Cbus Property’s 443 Queen Street was the sole apartment development to launch across inner Brisbane from April to June.
It has been a volatile time for the Brisbane market as the off-the-plan boom of 2014 to 2016 returned sharply to lower trading conditions.
Sales this quarter were 60 per cent lower than last year.
There has been a big change very quickly and this is the new normal. We’ll be here for about 12 months.
There are a number of factors involved in that. The big one is lending conditions and the ability of people to take large-scale projects to market and the ability to sell off the plan. Those two factors combined have put a lot of things on hold.

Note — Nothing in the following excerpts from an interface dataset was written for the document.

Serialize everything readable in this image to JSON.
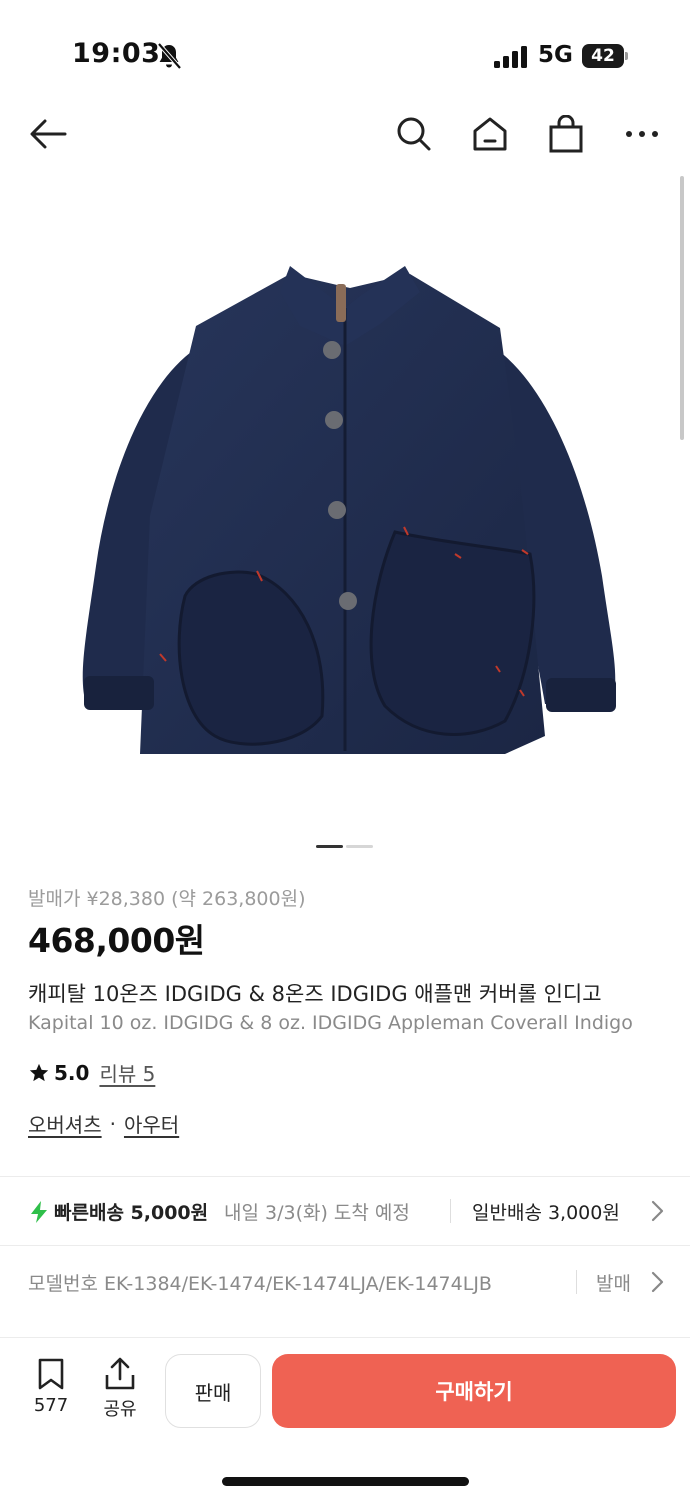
{
  "status_bar": {
    "time": "19:03",
    "network": "5G",
    "battery": "42"
  },
  "nav": {
    "icons": [
      "back-arrow-icon",
      "search-icon",
      "home-icon",
      "shopping-bag-icon",
      "more-icon"
    ]
  },
  "product": {
    "image_alt": "Navy indigo coverall jacket",
    "page_indicator": {
      "current": 1,
      "total": 2
    },
    "release_price": "발매가 ¥28,380 (약 263,800원)",
    "price": "468,000원",
    "name_ko": "캐피탈 10온즈 IDGIDG & 8온즈 IDGIDG 애플맨 커버롤 인디고",
    "name_en": "Kapital 10 oz. IDGIDG & 8 oz. IDGIDG Appleman Coverall Indigo",
    "rating": "5.0",
    "review_link": "리뷰 5",
    "category_main": "오버셔츠",
    "category_sep": "·",
    "category_sub": "아우터"
  },
  "delivery": {
    "fast_label": "빠른배송 5,000원",
    "fast_eta": "내일 3/3(화) 도착 예정",
    "normal_label": "일반배송 3,000원",
    "accent": "#2fbf4a"
  },
  "model": {
    "text": "모델번호 EK-1384/EK-1474/EK-1474LJA/EK-1474LJB",
    "more": "발매"
  },
  "bottom_bar": {
    "bookmark_count": "577",
    "share_label": "공유",
    "sell_label": "판매",
    "buy_label": "구매하기",
    "buy_color": "#ef6253"
  }
}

At the market’s peak, developers in inner-city Brisbane released 23 projects in six months, including 12 developments in the March 2016 quarter, to add 3327 units to the sales market.
From June 2014 to the end of December, 17 projects were launched totalling 3487 apartments.
According to the report, there is an existing supply of 2260 units, representing 23 months’ worth at the current rate of sale.
Senior finance and property figures have raised concerns over the level of supply in some sectors of Brisbane’s apartment market, including the Reserve Bank and Stockland chief Mark Steinert. Most analysts predict the slowdown to be temporary given the dramatic cooling in unit building and approvals.
Walker Corporation has also reconfigured a major city fringe development from residential to office and the Seymour Group has shelved an inner-city apartment development.
The Place report found the highest selling development was 48 transactions for the new release, 443 Queen, a subtropical-themed high-rise in the central business district where the weighted average sale price so far has been more than $1 million. Across the CBD, the average sale price was $969,643.
The second-highest number of sales, 47, was recorded at Chinese developer R&F’s Brisbane One apartment twin towers.
The median price of the apartments sold in Brisbane increased 27 per cent from last year to $744,097, reflecting greater skew to the owner-occupier market given the investor retreat.
They expect that the remainder of 2017 will bring some challenging periods as the Brisbane market continues to adjust to changing conditions and uncertainty.